As mentioned above, uncontrolled diabetes can compromise blood flow, and blood flow is necessary for adequate healing. If oral sores or lesions develop in the mouth, these may be slower to heal because of the decreased blood flow to that area.
Tips for improving and protecting your oral health
Oral health problems can be serious, but there are many steps that you can take to prevent them and ensure that your mouth, teeth and gums stay healthy.
Develop an oral-care routine that includes LISTERINE Cool Mint Antiseptic Mouthwash.
For people with controlled diabetes, it is important to incorporate good oral health care into their routines, because it has been proven that diabetes can impact gum health. A study conducted by LISTERINE found that using LISTERINE Cool Mint Antiseptic Mouthwash twice daily helps to prevent and reduce plaque and gingivitis in people with controlled diabetes. Using LISTERINE Cool Mint can help maintain healthy gums and improve oral health.1
Brush your teeth twice a day.

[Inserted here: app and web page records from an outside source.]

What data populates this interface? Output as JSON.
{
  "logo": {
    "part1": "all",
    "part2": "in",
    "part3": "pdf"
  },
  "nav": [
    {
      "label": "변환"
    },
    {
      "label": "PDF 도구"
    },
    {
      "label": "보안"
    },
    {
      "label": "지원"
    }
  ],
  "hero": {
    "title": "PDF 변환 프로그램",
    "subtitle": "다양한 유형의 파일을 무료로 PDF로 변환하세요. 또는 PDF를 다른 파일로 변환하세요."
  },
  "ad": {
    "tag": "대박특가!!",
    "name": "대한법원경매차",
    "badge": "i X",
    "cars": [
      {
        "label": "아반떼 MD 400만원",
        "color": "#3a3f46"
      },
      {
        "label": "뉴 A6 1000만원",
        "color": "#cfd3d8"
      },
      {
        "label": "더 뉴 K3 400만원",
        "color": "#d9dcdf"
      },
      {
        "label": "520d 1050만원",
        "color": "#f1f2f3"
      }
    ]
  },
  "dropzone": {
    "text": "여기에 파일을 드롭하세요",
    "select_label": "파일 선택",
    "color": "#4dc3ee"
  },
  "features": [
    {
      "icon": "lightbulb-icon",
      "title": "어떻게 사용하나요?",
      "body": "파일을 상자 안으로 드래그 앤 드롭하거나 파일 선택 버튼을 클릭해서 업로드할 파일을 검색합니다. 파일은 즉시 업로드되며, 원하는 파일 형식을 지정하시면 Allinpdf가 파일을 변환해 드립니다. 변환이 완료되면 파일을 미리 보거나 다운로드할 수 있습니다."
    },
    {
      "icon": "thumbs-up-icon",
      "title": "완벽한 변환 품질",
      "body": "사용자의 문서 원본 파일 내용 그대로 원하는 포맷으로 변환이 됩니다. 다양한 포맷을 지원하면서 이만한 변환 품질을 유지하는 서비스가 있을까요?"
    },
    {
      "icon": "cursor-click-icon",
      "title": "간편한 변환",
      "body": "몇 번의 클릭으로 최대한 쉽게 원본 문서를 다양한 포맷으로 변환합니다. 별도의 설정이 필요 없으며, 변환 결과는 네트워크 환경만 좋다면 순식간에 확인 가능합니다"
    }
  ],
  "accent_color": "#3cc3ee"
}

In addition to rinsing with LISTERINE Cool Mint Antiseptic Mouthwash twice daily, use a soft-bristled toothbrush and choose a toothpaste that contains fluoride. Consider using an electric toothbrush, as electric toothbrushes reduce more plaque and gingivitis than manual toothbrushes.
Flossing helps to remove food particles, bacteria and plaque and can prevent cavities and gum disease. I make a habit of carrying floss in my purse to use after lunch.
Get and keep your blood sugar at a safe level.
Counting carbs, staying active, taking your diabetes medicines as prescribed, and checking your blood sugars are ways to help you manage your diabetes. I always advise my patients to avoid simple carbs, which tend to raise blood sugar levels. Simple carbs include many things, but an easy-to-remember rule is avoid the white stuff, including white rice, white potatoes, white noodles, white bread and so forth.
See your primary care doctor regularly.
Remember that oral health is related to how well-managed your diabetes is. See your primary care provider regularly. I recommend every three months, so that blood sugar levels can be evaluated, and medications can be adjusted as needed.
Visit your dentist at least twice a year.
Keep up with twice-yearly dental appointments for cleanings, checkups and X-rays. Remember to tell your dentist that you have diabetes.
Smoking doubles your risk of gum disease, which is also more difficult to treat in smokers.
Let your dentist know right away if you have red and swollen or bleeding gums, loose teeth, a change in how your bite feels or bad breath.
1Shown in a clinical study, vs. brushing alone in people with controlled diabetes. Intended to treat early gum disease